See Addons for additional details on building and uploading Addons.

Running the Transform on a Data Set

Our Transform is general enough to be run on any Data Set that contains text and an associated date. This includes social media data, email, chat logs, etc. Feel free to use the included Twitter, Imap, or other sources provided with the Koverse distribution to process data like this. But in the interest of illustrating a simple example we can use some synthetic data to get a sense for how to run this Transform on a Data Set quickly.

We’ll use the example Synthetic Messages Source described in GeneralSource to generate some synthetic messages to use to test our Transform as it would be used in a production environment. To generate the synthetic data, follow the instructions in GeneralSource. The output data can be explored using the example web application described in Example Web Application and having a good number of messages will allow us to search for subsets of records and get back a good number of results.

To setup our Transform to analyze the synthetic message data, click the ‘Transforms’ button on the left menu. You should see ‘Analyze Sentiment Over Time’ in the list of Transforms. Click on ‘Analyze Sentiment Over Time’ and click the ‘Select’ button.

Now we see the form that Koverse generates for configuring our Transform. Note that Koverse will present users with varying inputs corresponding to the type of Parameter objects we declared in our Transform code, to aid users in specifying how the Transform will be configured. These values will be then made available to our Transform code via the context.getJavaSparkTransformContext().getParameters() mechanism. This is what makes Koverse Transforms flexible and reusable for more than one data set and by users who are not developers.

Select the data set containing the synthetic messages as the lone input data set. For the ‘Text field’ choose ‘message’ and for ‘Date field’ choose ‘date’. Click the ‘New Data Set’ option under ‘Where should we save the result of this transform?’ and click the ‘Save’ button at the lower right.

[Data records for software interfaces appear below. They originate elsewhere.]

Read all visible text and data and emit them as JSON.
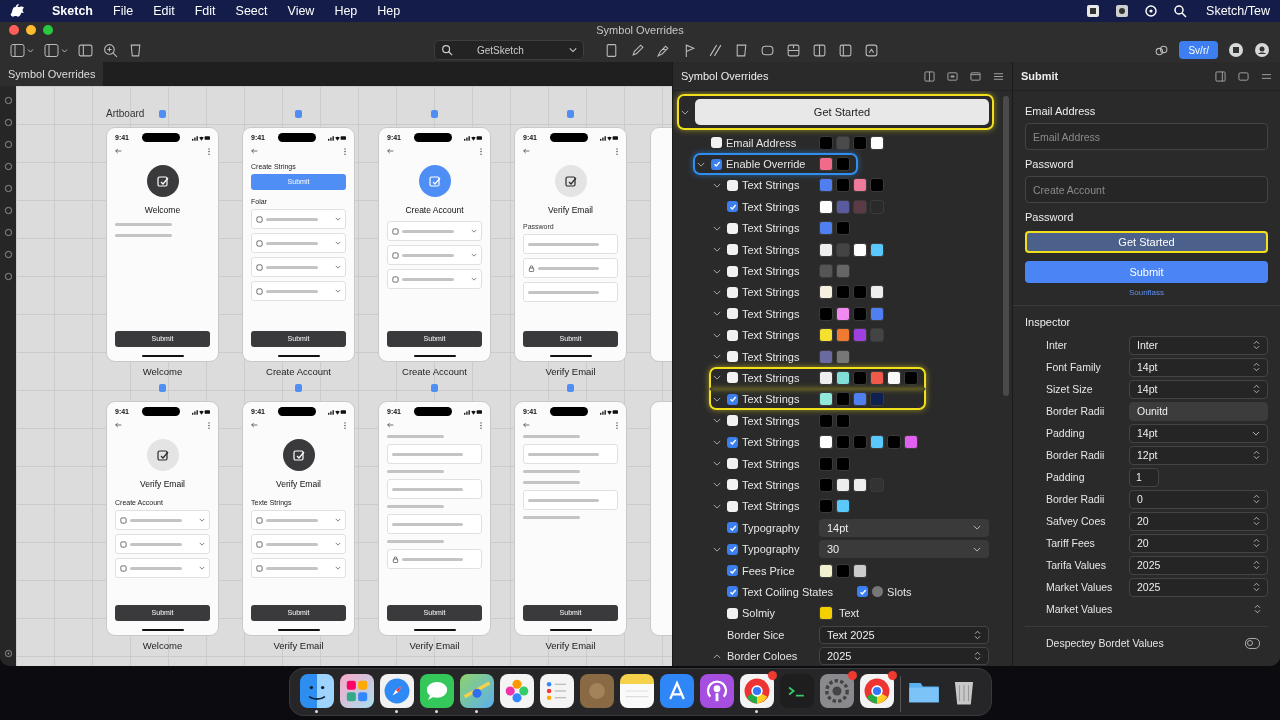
{
  "menubar": {
    "app": "Sketch",
    "menus": [
      "File",
      "Edit",
      "Fdit",
      "Seect",
      "View",
      "Hep",
      "Hep"
    ],
    "status_text": "Sketch/Tew"
  },
  "window": {
    "title": "Symbol Overrides",
    "search": {
      "value": "GetSketch"
    },
    "toolbar_button": "Sv/r/"
  },
  "canvas": {
    "tab": "Symbol Overrides",
    "artboard_label": "Artboard",
    "rows": [
      [
        {
          "caption": "Welcome",
          "time": "9:41",
          "blocks": [
            {
              "kind": "avatar",
              "color": "#3a3a3c"
            },
            {
              "kind": "title",
              "text": "Welcome"
            },
            {
              "kind": "scribble"
            },
            {
              "kind": "scribble"
            },
            {
              "kind": "button",
              "text": "Submit"
            }
          ]
        },
        {
          "caption": "Create Account",
          "time": "9:41",
          "blocks": [
            {
              "kind": "heading",
              "text": "Create Strings"
            },
            {
              "kind": "primary",
              "text": "Submit"
            },
            {
              "kind": "heading",
              "text": "Folar"
            },
            {
              "kind": "select"
            },
            {
              "kind": "select"
            },
            {
              "kind": "select"
            },
            {
              "kind": "select"
            },
            {
              "kind": "button",
              "text": "Submit"
            }
          ]
        },
        {
          "caption": "Create Account",
          "time": "9:41",
          "blocks": [
            {
              "kind": "avatar",
              "color": "#4f8ff5"
            },
            {
              "kind": "title",
              "text": "Create Account"
            },
            {
              "kind": "select"
            },
            {
              "kind": "select"
            },
            {
              "kind": "select"
            },
            {
              "kind": "button",
              "text": "Submit"
            }
          ]
        },
        {
          "caption": "Verify Email",
          "time": "9:41",
          "blocks": [
            {
              "kind": "avatar",
              "color": "#e4e4e4"
            },
            {
              "kind": "title",
              "text": "Verify Email"
            },
            {
              "kind": "label",
              "text": "Password"
            },
            {
              "kind": "field",
              "icon": false
            },
            {
              "kind": "field",
              "icon": true
            },
            {
              "kind": "field",
              "icon": false
            },
            {
              "kind": "button",
              "text": "Submit"
            }
          ]
        }
      ],
      [
        {
          "caption": "Welcome",
          "time": "9:41",
          "blocks": [
            {
              "kind": "avatar",
              "color": "#e4e4e4"
            },
            {
              "kind": "title",
              "text": "Verify Email"
            },
            {
              "kind": "heading",
              "text": "Create Account"
            },
            {
              "kind": "select"
            },
            {
              "kind": "select"
            },
            {
              "kind": "select"
            },
            {
              "kind": "button",
              "text": "Submit"
            }
          ]
        },
        {
          "caption": "Verify Email",
          "time": "9:41",
          "blocks": [
            {
              "kind": "avatar",
              "color": "#3a3a3c"
            },
            {
              "kind": "title",
              "text": "Verify Email"
            },
            {
              "kind": "heading",
              "text": "Texte Strings"
            },
            {
              "kind": "select"
            },
            {
              "kind": "select"
            },
            {
              "kind": "select"
            },
            {
              "kind": "button",
              "text": "Submit"
            }
          ]
        },
        {
          "caption": "Verify Email",
          "time": "9:41",
          "blocks": [
            {
              "kind": "scribble"
            },
            {
              "kind": "field",
              "icon": false
            },
            {
              "kind": "scribble"
            },
            {
              "kind": "field",
              "icon": false
            },
            {
              "kind": "scribble"
            },
            {
              "kind": "field",
              "icon": false
            },
            {
              "kind": "scribble"
            },
            {
              "kind": "field",
              "icon": true
            },
            {
              "kind": "button",
              "text": "Submit"
            }
          ]
        },
        {
          "caption": "Verify Email",
          "time": "9:41",
          "blocks": [
            {
              "kind": "scribble"
            },
            {
              "kind": "field",
              "icon": false
            },
            {
              "kind": "scribble"
            },
            {
              "kind": "scribble"
            },
            {
              "kind": "field",
              "icon": false
            },
            {
              "kind": "scribble"
            },
            {
              "kind": "button",
              "text": "Submit"
            }
          ]
        }
      ]
    ]
  },
  "overrides": {
    "title": "Symbol Overrides",
    "items": [
      {
        "kind": "button",
        "label": "Get Started",
        "expanded": true,
        "highlight": {
          "color": "#f2df1c"
        },
        "children": [
          {
            "kind": "swatches",
            "label": "Email Address",
            "checked": false,
            "swatches": [
              {
                "color": "#000000"
              },
              {
                "color": "#4a4a4a"
              },
              {
                "color": "#000000"
              },
              {
                "color": "#ffffff"
              }
            ]
          },
          {
            "kind": "swatches",
            "label": "Enable Override",
            "checked": true,
            "expanded": true,
            "highlight": {
              "color": "#2f8ff0"
            },
            "swatches": [
              {
                "color": "#f06a8a"
              },
              {
                "color": "#000000"
              }
            ],
            "children": [
              {
                "kind": "swatches",
                "label": "Text Strings",
                "checked": false,
                "expanded": true,
                "swatches": [
                  {
                    "color": "#4f7ff0"
                  },
                  {
                    "color": "#000000"
                  },
                  {
                    "color": "#f07a9a"
                  },
                  {
                    "color": "#000000"
                  }
                ]
              },
              {
                "kind": "swatches",
                "label": "Text Strings",
                "checked": true,
                "swatches": [
                  {
                    "color": "#ffffff"
                  },
                  {
                    "color": "#5a5aa0"
                  },
                  {
                    "color": "#5a3a44"
                  },
                  {
                    "color": "#2a2a2a"
                  }
                ]
              },
              {
                "kind": "swatches",
                "label": "Text Strings",
                "checked": false,
                "expanded": true,
                "swatches": [
                  {
                    "color": "#4f7ff0"
                  },
                  {
                    "color": "#000000"
                  }
                ]
              },
              {
                "kind": "swatches",
                "label": "Text Strings",
                "checked": false,
                "expanded": true,
                "swatches": [
                  {
                    "color": "#eeeeee"
                  },
                  {
                    "color": "#444444"
                  },
                  {
                    "color": "#ffffff"
                  },
                  {
                    "color": "#5ac8fa"
                  }
                ]
              },
              {
                "kind": "swatches",
                "label": "Text Strings",
                "checked": false,
                "expanded": true,
                "swatches": [
                  {
                    "color": "#555555"
                  },
                  {
                    "color": "#666666"
                  }
                ]
              },
              {
                "kind": "swatches",
                "label": "Text Strings",
                "checked": false,
                "expanded": true,
                "swatches": [
                  {
                    "color": "#f5f0e0"
                  },
                  {
                    "color": "#000000"
                  },
                  {
                    "color": "#000000"
                  },
                  {
                    "color": "#eeeeee"
                  }
                ]
              },
              {
                "kind": "swatches",
                "label": "Text Strings",
                "checked": false,
                "expanded": true,
                "swatches": [
                  {
                    "color": "#000000"
                  },
                  {
                    "color": "#f08af0"
                  },
                  {
                    "color": "#000000"
                  },
                  {
                    "color": "#4f7ff0"
                  }
                ]
              },
              {
                "kind": "swatches",
                "label": "Text Strings",
                "checked": false,
                "expanded": true,
                "swatches": [
                  {
                    "color": "#f5e030"
                  },
                  {
                    "color": "#f07a30"
                  },
                  {
                    "color": "#a040e0"
                  },
                  {
                    "color": "#444444"
                  }
                ]
              },
              {
                "kind": "swatches",
                "label": "Text Strings",
                "checked": false,
                "expanded": true,
                "swatches": [
                  {
                    "color": "#6a6aa0"
                  },
                  {
                    "color": "#777777"
                  }
                ]
              },
              {
                "kind": "swatches",
                "label": "Text Strings",
                "checked": false,
                "expanded": true,
                "highlight": {
                  "color": "#f2df1c"
                },
                "swatches": [
                  {
                    "color": "#eeeeee"
                  },
                  {
                    "color": "#80e0d8"
                  },
                  {
                    "color": "#000000"
                  },
                  {
                    "color": "#f05a4a"
                  },
                  {
                    "color": "#fafafa"
                  },
                  {
                    "color": "#000000"
                  }
                ]
              },
              {
                "kind": "swatches",
                "label": "Text Strings",
                "checked": true,
                "expanded": true,
                "highlight": {
                  "color": "#f2df1c"
                },
                "swatches": [
                  {
                    "color": "#90e8d8"
                  },
                  {
                    "color": "#000000"
                  },
                  {
                    "color": "#4f7ff0"
                  },
                  {
                    "color": "#102050"
                  }
                ]
              },
              {
                "kind": "swatches",
                "label": "Text Strings",
                "checked": false,
                "expanded": true,
                "swatches": [
                  {
                    "color": "#000000"
                  },
                  {
                    "color": "#000000"
                  }
                ]
              },
              {
                "kind": "swatches",
                "label": "Text Strings",
                "checked": true,
                "expanded": true,
                "swatches": [
                  {
                    "color": "#ffffff"
                  },
                  {
                    "color": "#000000"
                  },
                  {
                    "color": "#000000"
                  },
                  {
                    "color": "#5ac8fa"
                  },
                  {
                    "color": "#000000"
                  },
                  {
                    "color": "#e060f0"
                  }
                ]
              },
              {
                "kind": "swatches",
                "label": "Text Strings",
                "checked": false,
                "expanded": true,
                "swatches": [
                  {
                    "color": "#000000"
                  },
                  {
                    "color": "#000000"
                  }
                ]
              },
              {
                "kind": "swatches",
                "label": "Text Strings",
                "checked": false,
                "expanded": true,
                "swatches": [
                  {
                    "color": "#000000"
                  },
                  {
                    "color": "#eeeeee"
                  },
                  {
                    "color": "#eeeeee"
                  },
                  {
                    "color": "#333333"
                  }
                ]
              },
              {
                "kind": "swatches",
                "label": "Text Strings",
                "checked": false,
                "expanded": true,
                "swatches": [
                  {
                    "color": "#000000"
                  },
                  {
                    "color": "#5ac8fa"
                  }
                ]
              },
              {
                "kind": "select",
                "label": "Typography",
                "checked": true,
                "value": "14pt"
              },
              {
                "kind": "select",
                "label": "Typography",
                "checked": true,
                "expanded": true,
                "value": "30"
              },
              {
                "kind": "swatches",
                "label": "Fees Price",
                "checked": true,
                "swatches": [
                  {
                    "color": "#f0f0d0"
                  },
                  {
                    "color": "#000000"
                  },
                  {
                    "color": "#cccccc"
                  }
                ]
              },
              {
                "kind": "double",
                "label": "Text Coiling States",
                "checked": true,
                "second": {
                  "label": "Slots",
                  "checked": true
                }
              },
              {
                "kind": "color-text",
                "label": "Solmiy",
                "checked": false,
                "color": "#f5d000",
                "text": "Text"
              },
              {
                "kind": "stepper",
                "label": "Border Sice",
                "value": "Text 2025"
              },
              {
                "kind": "stepper",
                "label": "Border Coloes",
                "expanded": false,
                "value": "2025"
              }
            ]
          }
        ]
      }
    ]
  },
  "form": {
    "title": "Submit",
    "fields": [
      {
        "label": "Email Address",
        "placeholder": "Email Address"
      },
      {
        "label": "Password",
        "placeholder": "Create Account"
      }
    ],
    "buttons_label": "Password",
    "buttons": [
      {
        "label": "Get Started",
        "kind": "secondary",
        "highlight": {
          "color": "#f2df1c"
        }
      },
      {
        "label": "Submit",
        "kind": "primary"
      }
    ],
    "link": "Sounflass"
  },
  "inspector": {
    "title": "Inspector",
    "rows": [
      {
        "label": "Inter",
        "kind": "stepper",
        "value": "Inter"
      },
      {
        "label": "Font Family",
        "kind": "stepper",
        "value": "14pt"
      },
      {
        "label": "Sizet Size",
        "kind": "stepper",
        "value": "14pt"
      },
      {
        "label": "Border Radii",
        "kind": "plain",
        "value": "Ounitd"
      },
      {
        "label": "Padding",
        "kind": "dropdown",
        "value": "14pt"
      },
      {
        "label": "Border Radii",
        "kind": "stepper",
        "value": "12pt"
      },
      {
        "label": "Padding",
        "kind": "number",
        "value": "1"
      },
      {
        "label": "Border Radii",
        "kind": "stepper",
        "value": "0"
      },
      {
        "label": "Safvey Coes",
        "kind": "stepper",
        "value": "20"
      },
      {
        "label": "Tariff Fees",
        "kind": "stepper",
        "value": "20"
      },
      {
        "label": "Tarifa Values",
        "kind": "stepper",
        "value": "2025"
      },
      {
        "label": "Market Values",
        "kind": "stepper",
        "value": "2025"
      },
      {
        "label": "Market Values",
        "kind": "arrows"
      }
    ],
    "toggle": {
      "label": "Despectey Bordet Values",
      "on": false
    }
  },
  "dock": [
    {
      "kind": "finder",
      "running": true,
      "badge": false
    },
    {
      "kind": "launchpad",
      "running": false,
      "badge": false
    },
    {
      "kind": "safari",
      "running": true,
      "badge": false
    },
    {
      "kind": "messages",
      "running": true,
      "badge": false
    },
    {
      "kind": "maps",
      "running": true,
      "badge": false
    },
    {
      "kind": "photos",
      "running": false,
      "badge": false
    },
    {
      "kind": "reminders",
      "running": false,
      "badge": false
    },
    {
      "kind": "brown",
      "running": false,
      "badge": false
    },
    {
      "kind": "notes",
      "running": false,
      "badge": false
    },
    {
      "kind": "appstore",
      "running": false,
      "badge": false
    },
    {
      "kind": "podcasts",
      "running": false,
      "badge": false
    },
    {
      "kind": "chrome",
      "running": true,
      "badge": true
    },
    {
      "kind": "terminal",
      "running": false,
      "badge": false
    },
    {
      "kind": "settings",
      "running": false,
      "badge": true
    },
    {
      "kind": "chrome",
      "running": false,
      "badge": true
    },
    {
      "kind": "folder",
      "running": false,
      "badge": false
    },
    {
      "kind": "trash",
      "running": false,
      "badge": false
    }
  ]
}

This will cause the Transform job to start. We can watch the progress of the Transform as well as the follow-on jobs to index and profile the new data set. Once it is complete we can click on the ‘Data’ tab to see a few example records.

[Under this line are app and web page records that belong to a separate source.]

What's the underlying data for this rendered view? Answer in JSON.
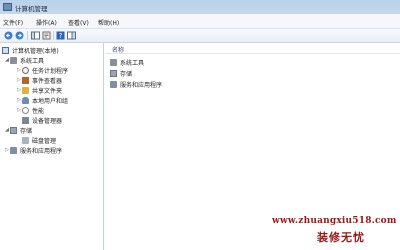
{
  "window": {
    "title": "计算机管理"
  },
  "menu": {
    "file": "文件(F)",
    "action": "操作(A)",
    "view": "查看(V)",
    "help": "帮助(H)"
  },
  "toolbar": {
    "icons": [
      "back-arrow-icon",
      "forward-arrow-icon",
      "console-tree-icon",
      "properties-icon",
      "help-icon",
      "show-hide-icon"
    ]
  },
  "tree": {
    "root": "计算机管理(本地)",
    "system_tools": "系统工具",
    "task_scheduler": "任务计划程序",
    "event_viewer": "事件查看器",
    "shared_folders": "共享文件夹",
    "local_users": "本地用户和组",
    "performance": "性能",
    "device_manager": "设备管理器",
    "storage": "存储",
    "disk_management": "磁盘管理",
    "services_apps": "服务和应用程序"
  },
  "list": {
    "column_name": "名称",
    "items": [
      "系统工具",
      "存储",
      "服务和应用程序"
    ]
  },
  "watermark": {
    "url": "www.zhuangxiu518.com",
    "name": "装修无忧"
  }
}
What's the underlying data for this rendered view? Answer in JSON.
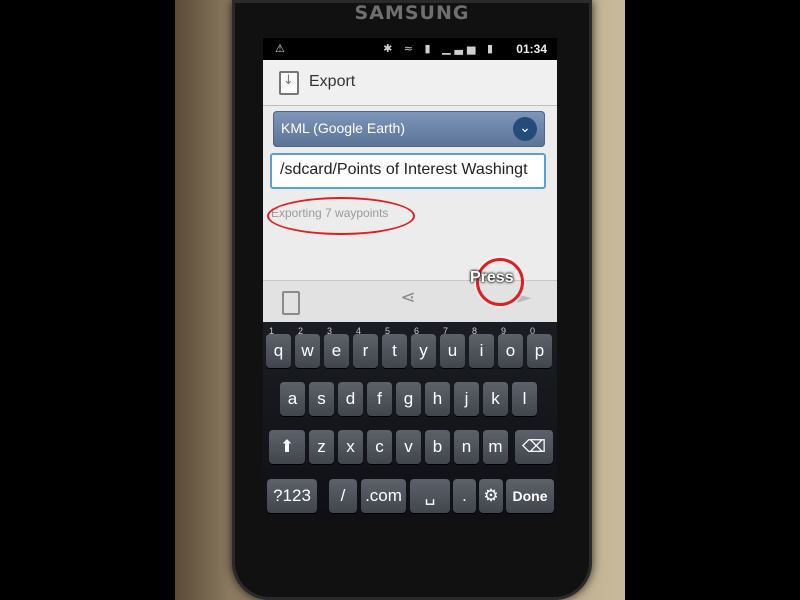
{
  "device": {
    "brand": "SAMSUNG"
  },
  "statusbar": {
    "warning": "⚠",
    "icons": "✱ ≈ ▮ ▁▃▅ ▮",
    "time": "01:34"
  },
  "dialog": {
    "title": "Export",
    "format_select": "KML (Google Earth)",
    "path_value": "/sdcard/Points of Interest Washingt",
    "status": "Exporting 7 waypoints"
  },
  "actions": {
    "share_icon": "⋖",
    "next_icon": "►"
  },
  "annotation": {
    "press_label": "Press",
    "highlight_color": "#e02020"
  },
  "keyboard": {
    "row1": [
      {
        "label": "q",
        "num": "1"
      },
      {
        "label": "w",
        "num": "2"
      },
      {
        "label": "e",
        "num": "3"
      },
      {
        "label": "r",
        "num": "4"
      },
      {
        "label": "t",
        "num": "5"
      },
      {
        "label": "y",
        "num": "6"
      },
      {
        "label": "u",
        "num": "7"
      },
      {
        "label": "i",
        "num": "8"
      },
      {
        "label": "o",
        "num": "9"
      },
      {
        "label": "p",
        "num": "0"
      }
    ],
    "row2": [
      "a",
      "s",
      "d",
      "f",
      "g",
      "h",
      "j",
      "k",
      "l"
    ],
    "row3": [
      "z",
      "x",
      "c",
      "v",
      "b",
      "n",
      "m"
    ],
    "shift": "⬆",
    "backspace": "⌫",
    "sym": "?123",
    "slash": "/",
    "dotcom": ".com",
    "space": "␣",
    "period": ".",
    "settings": "⚙",
    "done": "Done"
  }
}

All Transforms write their output data back to Koverse in this way. The newly created Data Set is accessible at first only by the user who created it. See Data Set Security and Access Control for details on grating other groups of users access to this data set.

The results of Transforms are also indexed so that interactive applications can query them to retrieve specific results for many concurrent users. To see how an example application can be used to present these results to users interactively, see Example Web Application.

Data Types supported by DataFrameTransform

Many of the data types supported by Koverse are supported by the DataFrameTransform sdk. They include:

Native Value Type

Examples and support string formats

String

“A string of text characters”

Integer

15

Long

10000000000L

Float

44.26

Double

200.05

Date

Unix Timestamp: 1371277293 UTC (GMT)

Epoch Timestamp: 1371277293

DTG: 271545ZFEB13

Other various date formats supported

  • yyyyMMdd hh:mm:ss

  • EEE MMM d HH:mm:ss Z yyyy

  • EEE MMM d HH:mm:ss zzz yyyy

  • yyyy-MM-dd

  • yyyy-MM

  • yyyy/MM/dd HH:mm:ss

  • yyyy-MM-dd HH:mm:ss

  • yyyy/MM/dd HH:mm:ss.SSS

  • yyyy-MM-dd HH:mm:ss.SSS

  • MM/dd/yyyy HH:mm

  • MM-dd-yyyy HH:mm

requires formatting on input (SimpleDateFormat)

KoverseGeoPoint

Well Known Text String Format: Point 1.23 60.423

Comma separated decimal lat,long: 1.23,60.423

Inet4Address

192.168.1.1

Boolean

true

byte[]

An array of binary bytes such as the original bytes of a file

As well as Nested types:

Map

Map of String, String (“dog”,”cat”) Map of String, Array (“dog”,{1.0,2.0})

Note: After transforming a dataframe, Map types may be returned as struct types

Array

Includes array of string, long, double, bytes, etc. {“cat”,”dog”,”rabbit”}

List

java.util.List

Sequence

scala.collection.Seq